Count every line below that holds "system". The answer is the number alone.

------------------------------------

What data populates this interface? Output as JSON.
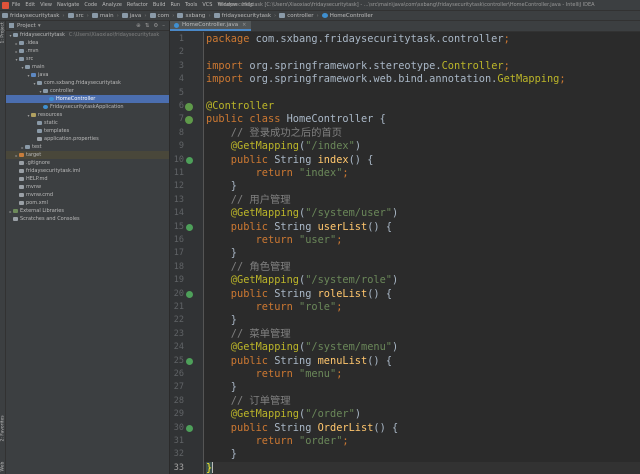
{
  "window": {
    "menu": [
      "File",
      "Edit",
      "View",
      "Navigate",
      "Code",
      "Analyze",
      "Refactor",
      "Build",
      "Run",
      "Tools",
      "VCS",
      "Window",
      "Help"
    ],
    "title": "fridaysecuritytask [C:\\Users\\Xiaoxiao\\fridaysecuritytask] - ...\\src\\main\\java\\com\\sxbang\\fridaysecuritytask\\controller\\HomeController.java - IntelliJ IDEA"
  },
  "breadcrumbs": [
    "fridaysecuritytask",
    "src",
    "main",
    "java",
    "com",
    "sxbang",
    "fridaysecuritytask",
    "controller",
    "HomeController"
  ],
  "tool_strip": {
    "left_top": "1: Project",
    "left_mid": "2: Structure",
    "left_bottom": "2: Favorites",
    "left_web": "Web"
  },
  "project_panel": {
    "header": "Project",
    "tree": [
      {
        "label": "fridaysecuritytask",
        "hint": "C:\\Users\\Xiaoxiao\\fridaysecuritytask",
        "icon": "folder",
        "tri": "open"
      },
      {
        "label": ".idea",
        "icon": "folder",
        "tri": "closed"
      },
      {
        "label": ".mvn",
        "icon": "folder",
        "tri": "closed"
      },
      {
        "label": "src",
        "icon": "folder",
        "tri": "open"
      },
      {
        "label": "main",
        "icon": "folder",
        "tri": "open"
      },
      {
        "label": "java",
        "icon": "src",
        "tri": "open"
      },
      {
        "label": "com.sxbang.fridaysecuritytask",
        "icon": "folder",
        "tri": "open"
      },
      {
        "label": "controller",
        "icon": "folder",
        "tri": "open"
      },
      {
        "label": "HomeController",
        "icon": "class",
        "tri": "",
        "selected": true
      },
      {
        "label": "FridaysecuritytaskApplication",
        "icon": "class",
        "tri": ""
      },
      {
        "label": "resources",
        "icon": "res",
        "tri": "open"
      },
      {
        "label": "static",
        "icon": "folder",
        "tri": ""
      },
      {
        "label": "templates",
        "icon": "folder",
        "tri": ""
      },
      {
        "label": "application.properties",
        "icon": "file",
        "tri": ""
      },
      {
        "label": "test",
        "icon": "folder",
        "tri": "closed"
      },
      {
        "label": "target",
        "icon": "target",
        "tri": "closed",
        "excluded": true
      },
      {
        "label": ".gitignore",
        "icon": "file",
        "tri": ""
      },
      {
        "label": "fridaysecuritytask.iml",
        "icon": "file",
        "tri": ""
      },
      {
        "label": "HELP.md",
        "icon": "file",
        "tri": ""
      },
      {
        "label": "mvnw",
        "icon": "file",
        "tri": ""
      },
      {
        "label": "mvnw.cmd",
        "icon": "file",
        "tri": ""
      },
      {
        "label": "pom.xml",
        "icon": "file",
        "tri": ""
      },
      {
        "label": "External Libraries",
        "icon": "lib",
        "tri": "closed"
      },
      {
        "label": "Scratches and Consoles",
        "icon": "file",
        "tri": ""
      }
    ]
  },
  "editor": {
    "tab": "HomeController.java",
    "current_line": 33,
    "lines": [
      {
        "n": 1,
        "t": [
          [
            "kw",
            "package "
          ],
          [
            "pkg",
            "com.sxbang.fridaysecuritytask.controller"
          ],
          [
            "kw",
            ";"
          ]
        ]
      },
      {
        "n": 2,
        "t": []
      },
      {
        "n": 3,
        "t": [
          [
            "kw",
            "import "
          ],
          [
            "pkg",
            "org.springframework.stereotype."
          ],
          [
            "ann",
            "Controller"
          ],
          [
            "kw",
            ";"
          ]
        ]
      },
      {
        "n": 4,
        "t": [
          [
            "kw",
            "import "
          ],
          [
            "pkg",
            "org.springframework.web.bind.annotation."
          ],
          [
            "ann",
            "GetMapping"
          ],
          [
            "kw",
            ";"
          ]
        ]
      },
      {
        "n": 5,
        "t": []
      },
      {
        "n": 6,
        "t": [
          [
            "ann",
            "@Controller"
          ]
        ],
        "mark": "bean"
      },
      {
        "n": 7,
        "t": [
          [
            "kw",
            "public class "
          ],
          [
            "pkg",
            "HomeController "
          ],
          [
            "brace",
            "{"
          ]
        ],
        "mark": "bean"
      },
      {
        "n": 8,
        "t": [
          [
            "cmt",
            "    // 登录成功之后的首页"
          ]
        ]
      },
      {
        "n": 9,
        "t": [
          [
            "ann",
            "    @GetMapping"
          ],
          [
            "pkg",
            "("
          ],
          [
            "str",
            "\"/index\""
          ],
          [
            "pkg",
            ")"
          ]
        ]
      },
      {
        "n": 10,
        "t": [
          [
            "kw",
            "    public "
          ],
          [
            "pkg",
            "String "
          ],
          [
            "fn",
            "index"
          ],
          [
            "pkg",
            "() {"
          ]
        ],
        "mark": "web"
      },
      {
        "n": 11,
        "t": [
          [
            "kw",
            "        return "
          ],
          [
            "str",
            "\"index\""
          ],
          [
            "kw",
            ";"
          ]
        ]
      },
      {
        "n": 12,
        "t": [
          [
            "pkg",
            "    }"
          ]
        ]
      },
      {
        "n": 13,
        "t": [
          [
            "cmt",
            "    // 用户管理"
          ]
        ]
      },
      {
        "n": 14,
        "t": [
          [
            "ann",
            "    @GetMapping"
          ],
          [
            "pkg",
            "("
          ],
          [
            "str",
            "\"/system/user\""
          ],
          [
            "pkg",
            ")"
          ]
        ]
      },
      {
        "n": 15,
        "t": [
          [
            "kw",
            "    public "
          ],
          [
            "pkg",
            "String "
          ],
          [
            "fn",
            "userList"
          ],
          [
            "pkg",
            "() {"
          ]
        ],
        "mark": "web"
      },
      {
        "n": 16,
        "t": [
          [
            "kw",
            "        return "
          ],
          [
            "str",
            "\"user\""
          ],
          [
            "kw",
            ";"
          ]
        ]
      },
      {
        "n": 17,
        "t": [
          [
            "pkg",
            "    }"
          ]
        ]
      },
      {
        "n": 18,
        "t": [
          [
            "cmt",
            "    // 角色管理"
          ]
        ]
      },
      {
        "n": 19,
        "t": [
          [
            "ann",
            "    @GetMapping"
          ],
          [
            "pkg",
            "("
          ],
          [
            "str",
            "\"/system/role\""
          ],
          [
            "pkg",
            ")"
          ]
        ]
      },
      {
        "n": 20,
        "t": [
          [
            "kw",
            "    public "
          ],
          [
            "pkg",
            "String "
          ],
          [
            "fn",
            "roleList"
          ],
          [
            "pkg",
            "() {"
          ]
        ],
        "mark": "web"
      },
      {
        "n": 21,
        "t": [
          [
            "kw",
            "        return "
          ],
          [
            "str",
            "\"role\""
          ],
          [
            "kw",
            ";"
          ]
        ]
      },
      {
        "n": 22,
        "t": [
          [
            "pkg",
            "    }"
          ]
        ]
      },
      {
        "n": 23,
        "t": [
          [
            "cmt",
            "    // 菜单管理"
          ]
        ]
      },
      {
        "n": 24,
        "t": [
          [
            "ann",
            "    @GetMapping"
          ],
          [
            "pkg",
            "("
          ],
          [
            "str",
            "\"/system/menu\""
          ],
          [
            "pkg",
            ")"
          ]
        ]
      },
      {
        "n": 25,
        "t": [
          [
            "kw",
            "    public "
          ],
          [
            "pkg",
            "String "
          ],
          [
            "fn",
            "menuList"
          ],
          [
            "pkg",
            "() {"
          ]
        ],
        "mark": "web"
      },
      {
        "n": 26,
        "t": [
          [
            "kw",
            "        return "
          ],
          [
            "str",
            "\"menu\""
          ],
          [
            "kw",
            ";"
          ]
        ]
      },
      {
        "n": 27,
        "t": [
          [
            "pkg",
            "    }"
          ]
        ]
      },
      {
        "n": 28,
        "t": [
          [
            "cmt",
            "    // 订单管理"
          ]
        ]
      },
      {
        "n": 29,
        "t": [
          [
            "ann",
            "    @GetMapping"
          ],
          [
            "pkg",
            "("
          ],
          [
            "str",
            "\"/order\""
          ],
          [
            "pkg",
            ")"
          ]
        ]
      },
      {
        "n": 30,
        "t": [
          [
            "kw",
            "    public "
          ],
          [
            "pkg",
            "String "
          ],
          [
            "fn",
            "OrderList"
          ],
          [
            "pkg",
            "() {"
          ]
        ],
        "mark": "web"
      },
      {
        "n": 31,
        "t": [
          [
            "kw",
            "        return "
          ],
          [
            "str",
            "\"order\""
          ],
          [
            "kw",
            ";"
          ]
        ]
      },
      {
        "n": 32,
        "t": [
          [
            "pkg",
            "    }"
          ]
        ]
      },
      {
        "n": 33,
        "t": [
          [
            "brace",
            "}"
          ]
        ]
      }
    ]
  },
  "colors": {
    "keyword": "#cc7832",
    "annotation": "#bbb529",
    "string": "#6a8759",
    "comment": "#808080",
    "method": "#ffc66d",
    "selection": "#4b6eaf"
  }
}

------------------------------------

Response below: 3